I am very lucky to be on the receiving end of a fair amount of free music. Thanks to DJ’ing and some other hookups I’ve been labeled a “tastemaker” and get sent a few free CDs every month to listen to and review. Like most things free, it’s fun to get and much of the music is fairly good. This story isn’t about music, though, it’s about stupidity.
I recently received an advanced copy of an album by a band called “Under the Influence of Giants.” Like most of the CDs I get I brought it work to listen to in the background. When I put this CD I noticed some FBI piracy warnings, but nothing more than the usual. Then I hit play in iTunes and all I got was a strange drum loop. It kind of sounded like the CD was skipping, but that wasn’t right.
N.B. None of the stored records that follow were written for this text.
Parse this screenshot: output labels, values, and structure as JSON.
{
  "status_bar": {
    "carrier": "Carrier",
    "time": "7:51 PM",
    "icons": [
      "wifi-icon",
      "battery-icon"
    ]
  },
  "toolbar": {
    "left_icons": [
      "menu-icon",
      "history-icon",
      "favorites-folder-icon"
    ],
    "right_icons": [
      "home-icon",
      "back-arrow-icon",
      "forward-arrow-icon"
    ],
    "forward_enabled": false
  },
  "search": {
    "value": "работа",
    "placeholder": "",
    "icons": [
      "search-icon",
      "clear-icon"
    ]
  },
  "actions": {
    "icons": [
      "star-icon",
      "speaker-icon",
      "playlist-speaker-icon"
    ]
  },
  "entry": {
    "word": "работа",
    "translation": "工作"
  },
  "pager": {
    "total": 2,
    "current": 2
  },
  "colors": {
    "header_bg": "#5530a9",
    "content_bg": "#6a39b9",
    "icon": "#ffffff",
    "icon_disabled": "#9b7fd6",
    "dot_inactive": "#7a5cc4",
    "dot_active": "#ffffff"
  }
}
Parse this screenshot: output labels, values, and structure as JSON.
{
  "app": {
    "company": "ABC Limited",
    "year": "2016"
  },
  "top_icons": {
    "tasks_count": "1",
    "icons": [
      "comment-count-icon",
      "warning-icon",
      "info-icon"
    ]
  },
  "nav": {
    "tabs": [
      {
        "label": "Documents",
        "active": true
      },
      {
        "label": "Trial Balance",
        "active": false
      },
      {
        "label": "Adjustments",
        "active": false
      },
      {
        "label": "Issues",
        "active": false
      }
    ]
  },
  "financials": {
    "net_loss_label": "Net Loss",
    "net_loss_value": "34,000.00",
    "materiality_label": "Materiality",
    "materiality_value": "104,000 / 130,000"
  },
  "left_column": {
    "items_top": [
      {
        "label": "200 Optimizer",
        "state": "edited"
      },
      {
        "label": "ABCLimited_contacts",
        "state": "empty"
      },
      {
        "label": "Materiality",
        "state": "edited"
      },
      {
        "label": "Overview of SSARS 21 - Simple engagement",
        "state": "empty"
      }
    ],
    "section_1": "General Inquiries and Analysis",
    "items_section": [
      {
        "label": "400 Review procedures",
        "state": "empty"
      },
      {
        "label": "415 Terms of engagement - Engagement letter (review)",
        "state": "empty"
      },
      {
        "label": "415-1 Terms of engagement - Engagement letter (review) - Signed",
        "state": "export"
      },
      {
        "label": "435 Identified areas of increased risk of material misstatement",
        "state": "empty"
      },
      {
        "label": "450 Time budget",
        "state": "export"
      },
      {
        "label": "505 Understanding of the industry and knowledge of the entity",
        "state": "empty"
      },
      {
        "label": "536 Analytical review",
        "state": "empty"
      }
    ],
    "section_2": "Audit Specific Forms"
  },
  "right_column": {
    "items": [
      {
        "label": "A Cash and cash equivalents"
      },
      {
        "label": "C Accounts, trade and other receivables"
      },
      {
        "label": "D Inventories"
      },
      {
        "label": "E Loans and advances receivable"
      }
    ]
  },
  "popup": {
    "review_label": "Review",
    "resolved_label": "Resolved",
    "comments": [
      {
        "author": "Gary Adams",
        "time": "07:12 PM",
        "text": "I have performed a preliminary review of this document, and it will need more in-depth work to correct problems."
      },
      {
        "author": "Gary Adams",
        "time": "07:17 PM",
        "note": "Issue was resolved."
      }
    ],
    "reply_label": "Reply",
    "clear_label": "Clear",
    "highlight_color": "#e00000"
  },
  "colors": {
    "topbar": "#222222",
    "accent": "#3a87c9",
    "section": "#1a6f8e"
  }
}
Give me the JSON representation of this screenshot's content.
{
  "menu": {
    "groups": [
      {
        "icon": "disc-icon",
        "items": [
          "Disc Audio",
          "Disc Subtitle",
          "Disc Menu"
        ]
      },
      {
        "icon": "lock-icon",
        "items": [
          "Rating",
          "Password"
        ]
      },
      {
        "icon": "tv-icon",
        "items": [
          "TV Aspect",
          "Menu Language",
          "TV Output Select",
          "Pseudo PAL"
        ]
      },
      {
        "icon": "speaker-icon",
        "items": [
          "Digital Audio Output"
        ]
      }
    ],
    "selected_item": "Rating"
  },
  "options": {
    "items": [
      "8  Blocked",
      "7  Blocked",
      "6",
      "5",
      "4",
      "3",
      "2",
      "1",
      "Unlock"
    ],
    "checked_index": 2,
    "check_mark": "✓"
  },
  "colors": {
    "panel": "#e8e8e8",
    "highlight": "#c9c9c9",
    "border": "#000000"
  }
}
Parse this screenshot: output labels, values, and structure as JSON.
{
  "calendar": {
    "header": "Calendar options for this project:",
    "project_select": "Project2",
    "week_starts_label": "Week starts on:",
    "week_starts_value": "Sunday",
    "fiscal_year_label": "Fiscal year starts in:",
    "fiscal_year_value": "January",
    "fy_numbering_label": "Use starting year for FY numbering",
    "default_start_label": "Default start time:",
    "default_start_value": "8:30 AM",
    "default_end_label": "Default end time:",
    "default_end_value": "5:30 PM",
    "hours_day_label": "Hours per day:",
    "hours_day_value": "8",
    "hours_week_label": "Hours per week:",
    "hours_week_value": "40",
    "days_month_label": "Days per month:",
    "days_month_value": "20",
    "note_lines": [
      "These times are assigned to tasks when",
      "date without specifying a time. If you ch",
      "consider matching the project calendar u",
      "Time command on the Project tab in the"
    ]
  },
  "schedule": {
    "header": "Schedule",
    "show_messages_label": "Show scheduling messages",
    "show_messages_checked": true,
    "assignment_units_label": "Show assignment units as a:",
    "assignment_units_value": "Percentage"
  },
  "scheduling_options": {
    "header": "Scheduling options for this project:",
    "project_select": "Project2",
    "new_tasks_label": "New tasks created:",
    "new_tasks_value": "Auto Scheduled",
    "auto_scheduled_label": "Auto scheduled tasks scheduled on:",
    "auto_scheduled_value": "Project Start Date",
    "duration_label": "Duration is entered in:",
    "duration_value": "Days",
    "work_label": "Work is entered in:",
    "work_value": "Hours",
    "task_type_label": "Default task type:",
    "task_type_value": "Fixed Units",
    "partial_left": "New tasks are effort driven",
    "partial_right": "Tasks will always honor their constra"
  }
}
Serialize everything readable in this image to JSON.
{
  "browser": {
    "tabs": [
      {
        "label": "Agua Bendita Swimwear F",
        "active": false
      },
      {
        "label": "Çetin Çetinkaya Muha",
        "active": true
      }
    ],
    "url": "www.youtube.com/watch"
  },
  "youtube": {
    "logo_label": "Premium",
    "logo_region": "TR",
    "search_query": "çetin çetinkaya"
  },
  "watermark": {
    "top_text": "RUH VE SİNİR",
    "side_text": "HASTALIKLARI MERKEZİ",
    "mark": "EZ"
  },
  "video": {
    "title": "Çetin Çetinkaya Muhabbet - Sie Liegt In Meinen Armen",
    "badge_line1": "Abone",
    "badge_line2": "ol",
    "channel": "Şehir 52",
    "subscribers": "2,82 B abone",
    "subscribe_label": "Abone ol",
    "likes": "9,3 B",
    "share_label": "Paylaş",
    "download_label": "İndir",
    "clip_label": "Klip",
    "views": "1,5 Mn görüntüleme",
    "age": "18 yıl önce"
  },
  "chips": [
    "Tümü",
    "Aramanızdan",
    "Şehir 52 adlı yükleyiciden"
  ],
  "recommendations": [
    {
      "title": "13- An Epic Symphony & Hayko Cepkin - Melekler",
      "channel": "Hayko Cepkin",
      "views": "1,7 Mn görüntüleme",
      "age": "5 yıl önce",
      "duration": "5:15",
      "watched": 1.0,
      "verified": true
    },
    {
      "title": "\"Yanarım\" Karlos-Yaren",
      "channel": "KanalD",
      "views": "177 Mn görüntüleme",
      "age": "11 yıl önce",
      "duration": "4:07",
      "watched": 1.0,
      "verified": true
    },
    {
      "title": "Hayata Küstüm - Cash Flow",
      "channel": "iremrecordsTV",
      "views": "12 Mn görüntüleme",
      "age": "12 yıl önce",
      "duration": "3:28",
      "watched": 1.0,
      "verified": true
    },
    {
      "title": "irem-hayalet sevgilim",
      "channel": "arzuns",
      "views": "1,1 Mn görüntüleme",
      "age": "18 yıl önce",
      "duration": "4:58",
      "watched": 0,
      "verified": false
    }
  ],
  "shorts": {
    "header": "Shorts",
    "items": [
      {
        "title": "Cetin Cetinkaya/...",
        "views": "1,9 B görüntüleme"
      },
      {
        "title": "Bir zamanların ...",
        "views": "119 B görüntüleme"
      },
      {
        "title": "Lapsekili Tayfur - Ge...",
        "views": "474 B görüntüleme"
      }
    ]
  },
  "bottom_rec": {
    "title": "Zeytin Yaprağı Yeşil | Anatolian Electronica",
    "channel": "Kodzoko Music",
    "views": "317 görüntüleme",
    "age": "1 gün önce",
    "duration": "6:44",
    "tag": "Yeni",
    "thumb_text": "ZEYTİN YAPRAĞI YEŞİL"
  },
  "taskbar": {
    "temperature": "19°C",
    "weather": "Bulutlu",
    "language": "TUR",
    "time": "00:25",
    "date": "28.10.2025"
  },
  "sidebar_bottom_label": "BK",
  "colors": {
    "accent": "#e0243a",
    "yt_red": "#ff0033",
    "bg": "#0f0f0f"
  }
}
Anyways, I switched songs and the same thing happened. I tried a few others, but on those I got nothing but silence.
Perplexed I pulled the case off my shelf and looked at it, on the back was this friendly message: “COPY PROTECTED: THIS CD IS PROTECTED AGAINST UNAUTHORIZED COPYING IT IS DESIGNED TO PLAYIN STANDART AUDIO CD PLAYERS. IT IS NOT DESIGNED FOR PLAY IN COMPUTERS. PLAYBACK PROBLEMS MAY ALSO BE EXPERIENCED WITH CAR STEREOS, DVD PLAYERS AND GAME CONSOLES.”
So I’ve been sent a CD that I can’t play in my computer, DVD player or game console. That’s insane. I don’t even have access to a regular CD player at work and at home, the only one I have is in the shower, hardly the best way to listen to music with a critical ear.
My question to the record label (Island Records) is this: At what point does your quest to protect your property completely ruin the experience? The DRM on this CD is at a level that makes me unwilling to ever listen to the music. Now if you’re trying to save an industry, is this really the best way to do it?